= EXERCISE DATA =
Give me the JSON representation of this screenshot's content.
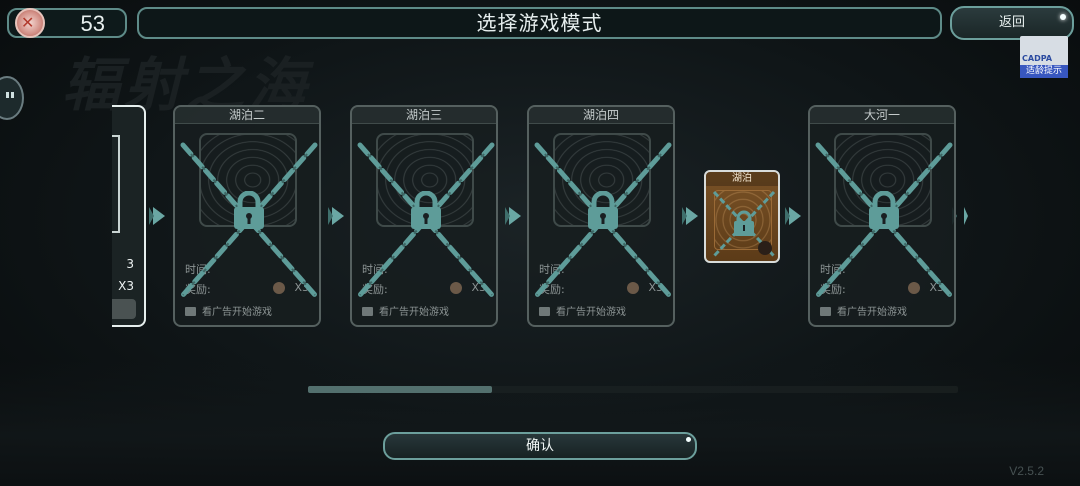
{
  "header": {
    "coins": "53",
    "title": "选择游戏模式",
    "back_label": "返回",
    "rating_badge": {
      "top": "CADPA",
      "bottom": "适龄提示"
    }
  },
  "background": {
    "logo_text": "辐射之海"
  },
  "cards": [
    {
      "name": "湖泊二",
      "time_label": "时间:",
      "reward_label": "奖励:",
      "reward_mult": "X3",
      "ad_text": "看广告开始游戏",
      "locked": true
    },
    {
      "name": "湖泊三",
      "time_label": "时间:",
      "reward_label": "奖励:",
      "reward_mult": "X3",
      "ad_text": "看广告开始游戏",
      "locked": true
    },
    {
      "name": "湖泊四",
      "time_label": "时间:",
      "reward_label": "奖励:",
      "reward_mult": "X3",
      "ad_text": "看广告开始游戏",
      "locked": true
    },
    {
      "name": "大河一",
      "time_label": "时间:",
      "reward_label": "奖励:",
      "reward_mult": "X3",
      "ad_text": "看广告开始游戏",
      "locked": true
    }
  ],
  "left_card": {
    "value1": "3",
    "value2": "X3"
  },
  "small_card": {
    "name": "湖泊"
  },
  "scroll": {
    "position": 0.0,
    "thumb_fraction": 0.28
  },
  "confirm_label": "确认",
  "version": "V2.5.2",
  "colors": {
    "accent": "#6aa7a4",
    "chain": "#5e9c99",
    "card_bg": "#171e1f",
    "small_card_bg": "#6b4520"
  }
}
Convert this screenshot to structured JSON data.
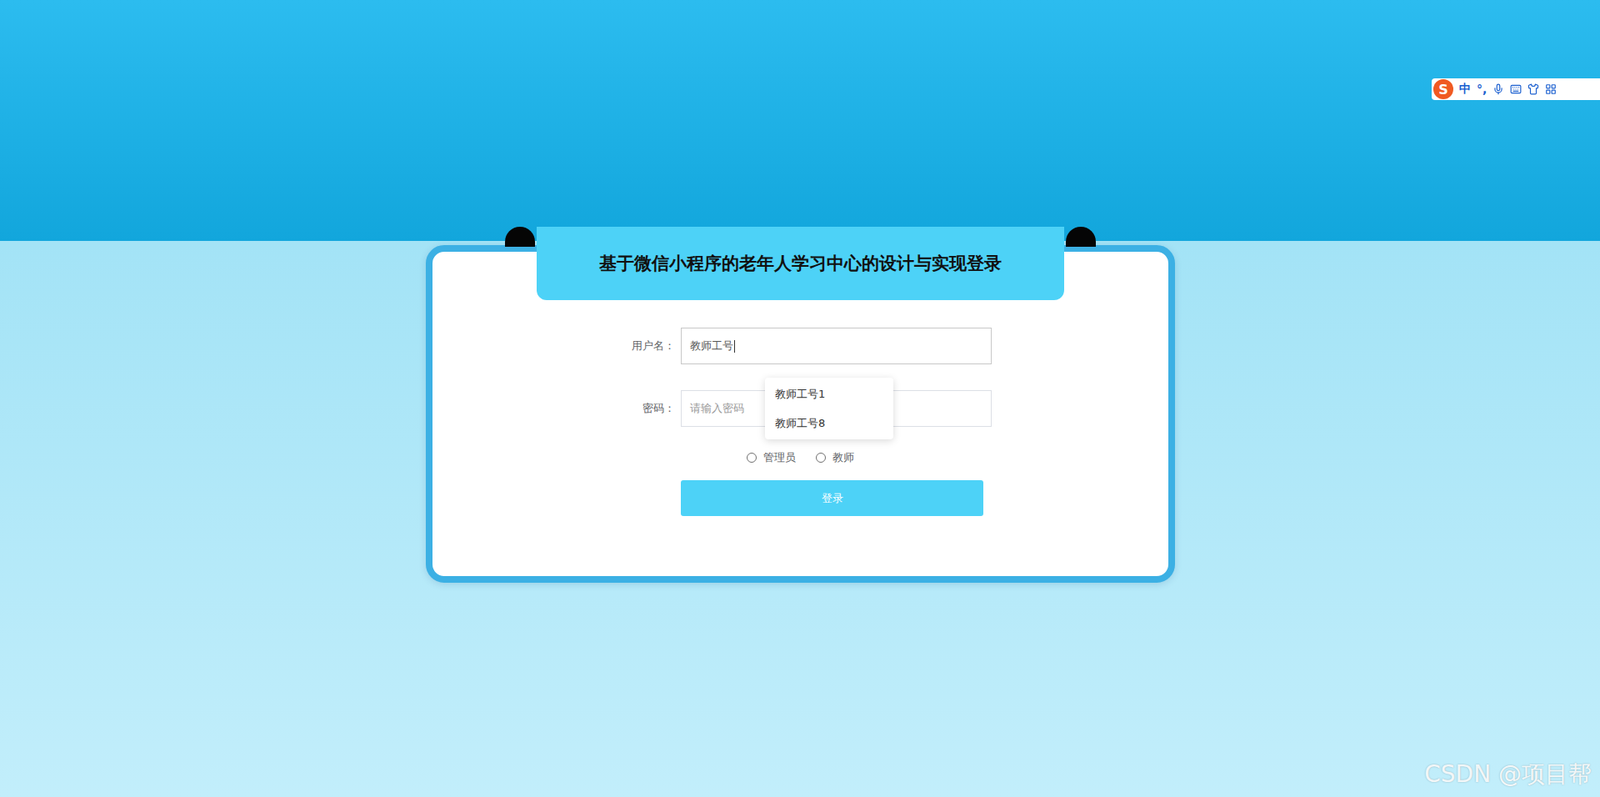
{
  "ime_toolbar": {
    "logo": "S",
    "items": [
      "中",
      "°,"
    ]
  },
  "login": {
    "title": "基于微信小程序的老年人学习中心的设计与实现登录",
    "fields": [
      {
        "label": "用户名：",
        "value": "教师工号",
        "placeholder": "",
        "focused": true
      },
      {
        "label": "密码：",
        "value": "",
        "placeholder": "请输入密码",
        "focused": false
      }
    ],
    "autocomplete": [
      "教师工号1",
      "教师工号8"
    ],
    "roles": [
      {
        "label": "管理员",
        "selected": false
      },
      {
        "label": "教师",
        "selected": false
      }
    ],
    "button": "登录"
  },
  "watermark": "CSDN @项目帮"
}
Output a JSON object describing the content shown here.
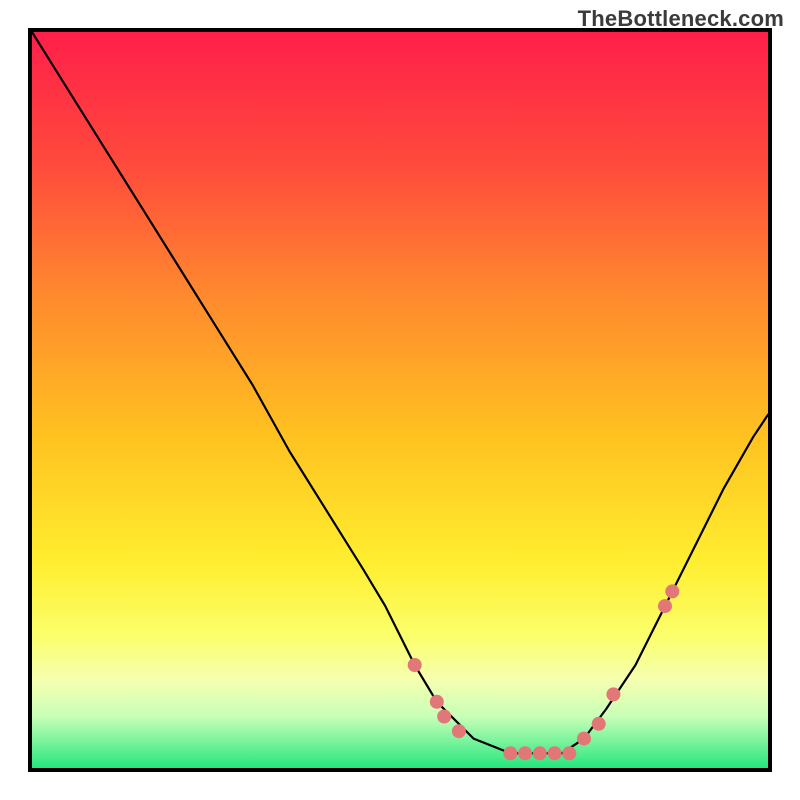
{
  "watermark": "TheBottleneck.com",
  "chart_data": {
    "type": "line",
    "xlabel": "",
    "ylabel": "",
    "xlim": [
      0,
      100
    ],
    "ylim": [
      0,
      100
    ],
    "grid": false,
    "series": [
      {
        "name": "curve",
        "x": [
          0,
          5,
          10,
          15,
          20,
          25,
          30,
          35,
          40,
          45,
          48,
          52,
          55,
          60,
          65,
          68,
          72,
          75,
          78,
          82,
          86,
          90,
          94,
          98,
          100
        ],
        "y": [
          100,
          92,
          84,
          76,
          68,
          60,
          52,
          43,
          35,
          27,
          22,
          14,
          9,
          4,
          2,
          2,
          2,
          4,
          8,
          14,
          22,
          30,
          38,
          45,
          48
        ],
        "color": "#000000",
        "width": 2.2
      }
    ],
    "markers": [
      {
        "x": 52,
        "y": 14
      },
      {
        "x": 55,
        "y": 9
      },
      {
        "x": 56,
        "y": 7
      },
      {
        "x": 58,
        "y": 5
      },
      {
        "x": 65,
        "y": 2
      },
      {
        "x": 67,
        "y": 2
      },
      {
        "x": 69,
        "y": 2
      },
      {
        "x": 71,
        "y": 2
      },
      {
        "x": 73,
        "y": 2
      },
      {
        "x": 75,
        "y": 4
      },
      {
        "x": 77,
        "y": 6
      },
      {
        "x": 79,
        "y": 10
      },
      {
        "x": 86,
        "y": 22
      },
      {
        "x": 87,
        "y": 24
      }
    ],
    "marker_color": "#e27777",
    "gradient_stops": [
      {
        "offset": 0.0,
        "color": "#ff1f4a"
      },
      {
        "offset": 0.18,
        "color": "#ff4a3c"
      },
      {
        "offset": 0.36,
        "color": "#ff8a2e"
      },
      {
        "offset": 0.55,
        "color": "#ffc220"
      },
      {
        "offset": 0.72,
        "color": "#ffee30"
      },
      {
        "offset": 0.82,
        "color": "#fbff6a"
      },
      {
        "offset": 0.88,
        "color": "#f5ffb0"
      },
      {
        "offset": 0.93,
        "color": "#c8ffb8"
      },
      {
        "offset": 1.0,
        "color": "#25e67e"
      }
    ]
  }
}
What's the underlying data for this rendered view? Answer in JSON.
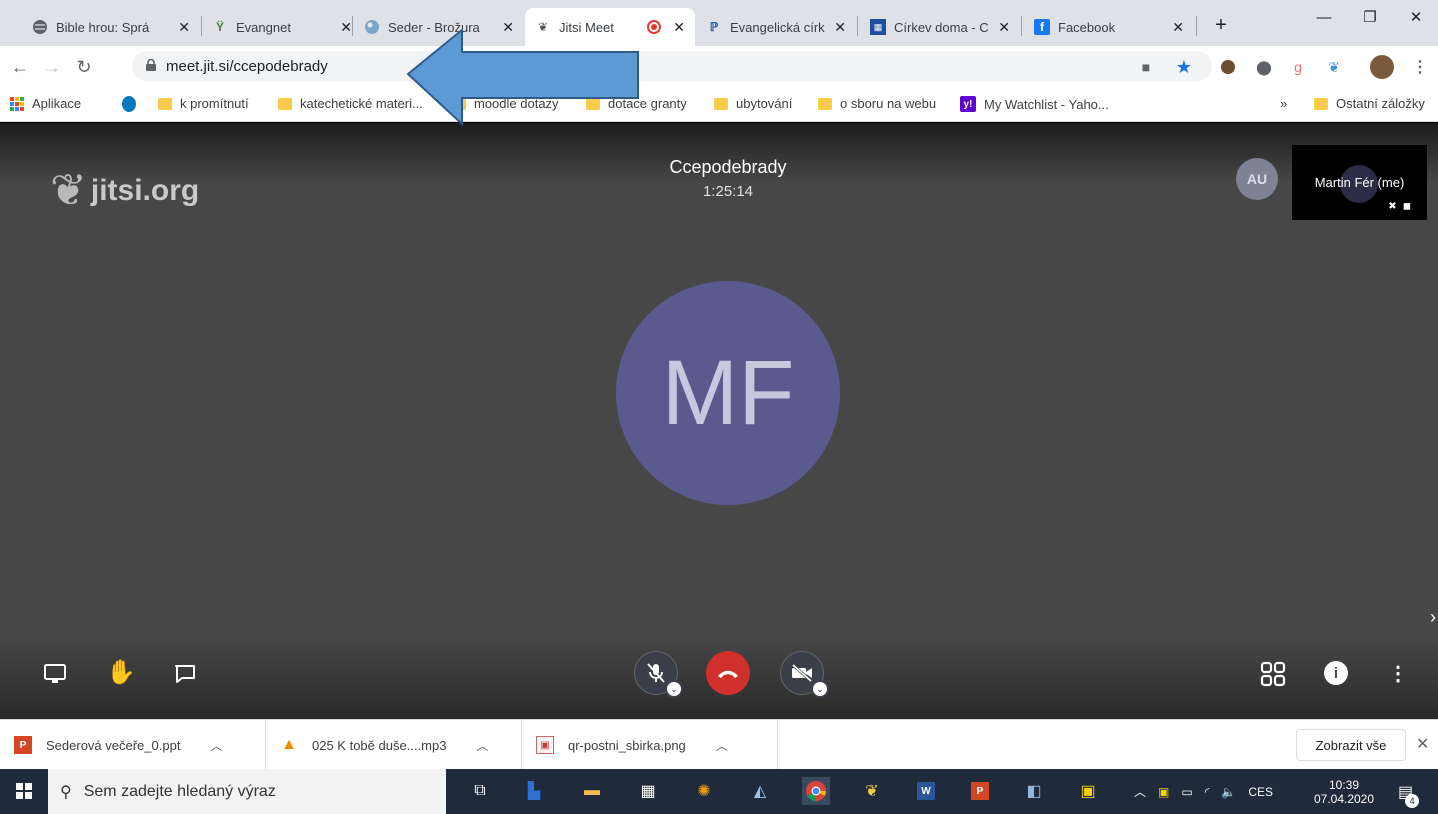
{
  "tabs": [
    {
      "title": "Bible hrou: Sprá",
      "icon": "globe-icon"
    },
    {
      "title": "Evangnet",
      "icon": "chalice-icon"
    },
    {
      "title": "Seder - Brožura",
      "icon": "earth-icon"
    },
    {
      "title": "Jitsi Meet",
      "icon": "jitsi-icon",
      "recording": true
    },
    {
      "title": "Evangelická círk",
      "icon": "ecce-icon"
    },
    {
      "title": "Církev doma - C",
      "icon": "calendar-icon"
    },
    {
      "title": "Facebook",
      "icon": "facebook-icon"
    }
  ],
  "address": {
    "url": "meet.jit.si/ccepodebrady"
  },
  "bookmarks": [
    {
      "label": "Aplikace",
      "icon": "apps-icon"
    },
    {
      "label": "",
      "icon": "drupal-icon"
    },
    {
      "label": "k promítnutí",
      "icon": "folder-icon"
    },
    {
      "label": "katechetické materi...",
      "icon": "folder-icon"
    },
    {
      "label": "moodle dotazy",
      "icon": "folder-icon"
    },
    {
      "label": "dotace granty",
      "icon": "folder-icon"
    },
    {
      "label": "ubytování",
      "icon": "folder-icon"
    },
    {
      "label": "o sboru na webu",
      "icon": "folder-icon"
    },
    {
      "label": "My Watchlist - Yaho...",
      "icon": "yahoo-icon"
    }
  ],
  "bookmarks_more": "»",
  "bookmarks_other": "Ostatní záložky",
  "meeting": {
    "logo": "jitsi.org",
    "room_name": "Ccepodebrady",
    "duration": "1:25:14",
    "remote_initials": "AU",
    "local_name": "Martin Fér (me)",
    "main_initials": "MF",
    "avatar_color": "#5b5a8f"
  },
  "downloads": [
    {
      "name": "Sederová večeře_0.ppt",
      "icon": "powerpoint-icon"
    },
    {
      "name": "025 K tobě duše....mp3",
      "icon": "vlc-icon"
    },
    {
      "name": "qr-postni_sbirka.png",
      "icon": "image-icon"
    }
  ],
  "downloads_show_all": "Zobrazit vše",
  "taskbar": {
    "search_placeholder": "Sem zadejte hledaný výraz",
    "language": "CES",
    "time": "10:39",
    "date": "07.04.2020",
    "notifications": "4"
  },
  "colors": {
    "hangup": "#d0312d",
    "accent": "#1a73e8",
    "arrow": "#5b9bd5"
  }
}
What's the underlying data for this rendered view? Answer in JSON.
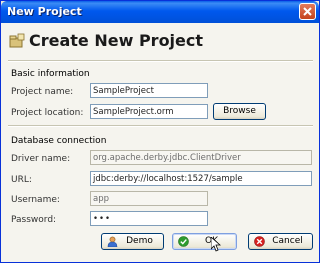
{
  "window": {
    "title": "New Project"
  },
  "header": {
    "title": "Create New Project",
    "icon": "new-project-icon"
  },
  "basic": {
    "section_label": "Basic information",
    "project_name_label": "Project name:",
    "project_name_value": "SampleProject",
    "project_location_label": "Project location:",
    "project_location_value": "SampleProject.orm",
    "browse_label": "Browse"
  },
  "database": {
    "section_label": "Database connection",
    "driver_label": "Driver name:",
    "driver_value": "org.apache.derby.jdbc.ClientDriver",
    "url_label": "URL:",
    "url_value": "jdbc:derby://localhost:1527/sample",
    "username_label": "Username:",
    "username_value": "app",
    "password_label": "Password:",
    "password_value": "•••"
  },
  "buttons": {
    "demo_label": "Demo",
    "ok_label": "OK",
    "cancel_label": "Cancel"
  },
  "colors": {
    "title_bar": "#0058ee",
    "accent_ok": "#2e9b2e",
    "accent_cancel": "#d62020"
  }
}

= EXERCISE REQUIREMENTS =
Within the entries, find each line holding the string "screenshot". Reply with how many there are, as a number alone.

= ANSWER TO THIS PROBLEM =
2